« Back to Results
Hilton Atlanta, 305
International Banking, Economics, and Finance Association
Real Effects of Lending Arrangements
Saturday, Jan. 5, 2019 8:00 AM - 10:00 AM
- Chair: John V. Duca, Oberlin College
Financial Access Under the Microscope
AbstractWe examine the impact of a large-scale microcredit expansion program on financial access and the transition of previously unbanked borrowers to commercial banks. Administrative data on the universe of loans to individuals show that the program improved access to credit, especially in underdeveloped areas. A sizeable share of first-time borrowers who need a second loan switch from microfinance institutions to commercial banks, which cream-skim low-risk borrowers and grant them larger, cheaper, and longer-term loans. These borrowers are not riskier than those already at commercial banks. The microfinance sector, together with well-functioning credit reference bureaus, help mitigate information frictions in credit markets.

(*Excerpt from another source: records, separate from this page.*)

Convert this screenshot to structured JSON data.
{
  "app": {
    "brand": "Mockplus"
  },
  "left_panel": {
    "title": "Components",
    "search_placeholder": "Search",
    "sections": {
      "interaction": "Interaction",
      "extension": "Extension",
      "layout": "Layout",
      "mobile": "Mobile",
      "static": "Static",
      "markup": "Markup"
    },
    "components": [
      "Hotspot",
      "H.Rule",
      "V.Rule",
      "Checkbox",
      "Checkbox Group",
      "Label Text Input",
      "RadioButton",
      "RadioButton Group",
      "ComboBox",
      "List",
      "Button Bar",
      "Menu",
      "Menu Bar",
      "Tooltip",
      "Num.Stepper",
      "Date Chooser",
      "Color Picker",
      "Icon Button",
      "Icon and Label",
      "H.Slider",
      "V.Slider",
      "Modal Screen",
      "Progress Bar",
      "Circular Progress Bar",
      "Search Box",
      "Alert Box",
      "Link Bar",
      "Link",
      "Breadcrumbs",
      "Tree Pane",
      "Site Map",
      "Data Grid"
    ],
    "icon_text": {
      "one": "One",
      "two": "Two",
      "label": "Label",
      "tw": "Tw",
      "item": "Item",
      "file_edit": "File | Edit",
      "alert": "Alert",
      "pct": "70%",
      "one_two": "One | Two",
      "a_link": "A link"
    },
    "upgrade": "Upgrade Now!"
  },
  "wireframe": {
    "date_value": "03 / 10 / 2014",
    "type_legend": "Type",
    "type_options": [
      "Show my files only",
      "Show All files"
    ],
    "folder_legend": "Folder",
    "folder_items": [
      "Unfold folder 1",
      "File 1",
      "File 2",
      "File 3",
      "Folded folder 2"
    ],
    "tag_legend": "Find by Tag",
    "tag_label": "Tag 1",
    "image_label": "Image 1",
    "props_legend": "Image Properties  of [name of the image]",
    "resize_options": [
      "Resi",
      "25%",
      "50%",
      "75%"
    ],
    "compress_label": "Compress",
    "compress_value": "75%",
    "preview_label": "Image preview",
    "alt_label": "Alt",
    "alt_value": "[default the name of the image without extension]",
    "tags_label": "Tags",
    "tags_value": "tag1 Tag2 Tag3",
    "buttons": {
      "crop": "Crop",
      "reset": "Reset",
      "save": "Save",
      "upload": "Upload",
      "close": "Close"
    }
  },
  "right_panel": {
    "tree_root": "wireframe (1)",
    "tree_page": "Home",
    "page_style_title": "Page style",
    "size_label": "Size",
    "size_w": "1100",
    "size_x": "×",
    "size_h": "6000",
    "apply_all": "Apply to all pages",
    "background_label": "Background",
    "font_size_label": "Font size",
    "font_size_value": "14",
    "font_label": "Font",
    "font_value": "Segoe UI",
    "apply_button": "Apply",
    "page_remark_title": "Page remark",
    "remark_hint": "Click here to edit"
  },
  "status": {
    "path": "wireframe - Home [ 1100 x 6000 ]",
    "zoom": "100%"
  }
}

To Ask or Not To Ask? Collateral Versus Screening in Lending Relationships
AbstractUsing a comprehensive loan-level dataset, we study the impact of bank-firm relationships on collateral requirements both at the beginning of a relationship and over time. First, we exploit the EBA capital exercise, a quasi-natural shock that required increased capital requirements for a number of banking groups in the European Union. This experiment ceteris paribus makes secured lending cheaper vis-`a-vis unsecured lending for the affected banks, since secured loans require less regulatory capital. We find that relative to the control group, the affected banks engaged in more collateralized lending. However, we further find this effect is less pronounced for relationship borrowers. Second, extending the analysis to span nine years of data, we document that to loyal borrowers with long relationship potential, the bank is more likely to offer unsecured credit at the beginning of the relationship, complementing existing evidence that collateral requirements decline over the course of the relationship. The results suggest that relationship banking is important for alleviating credit access - both during hard times for banks, as well as at the beginning of borrowers' lives - especially for small, collateral-constrained businesses.
The Double-Edged Sword of Global Integration: Robustness, Fragility & Contagion in the International Firm Network
AbstractWe use daily equity returns to estimate global inter-firm networks across all major industries from 1981-2016 and test whether the network exhibits robust (beneficial) or fragile (harmful) behavior, relating multinational firms' overall health with global integration. More connected firms are less likely to be in distress and have higher profit growth and equity returns, but are also more exposed to direct contagion from distressed neighboring firms and network level crises. Our machine learning based analysis reveals the centrality of finance in the international firm network and increased globalization over time, with greater potential for crises to spread globally when they do occur.
University of Virginia
Halle Institute for Economic Research
Allen N. Berger,
University of South Carolina
- G2 - Financial Institutions and Services
- E2 - Consumption, Saving, Production, Investment, Labor Markets, and Informal Economy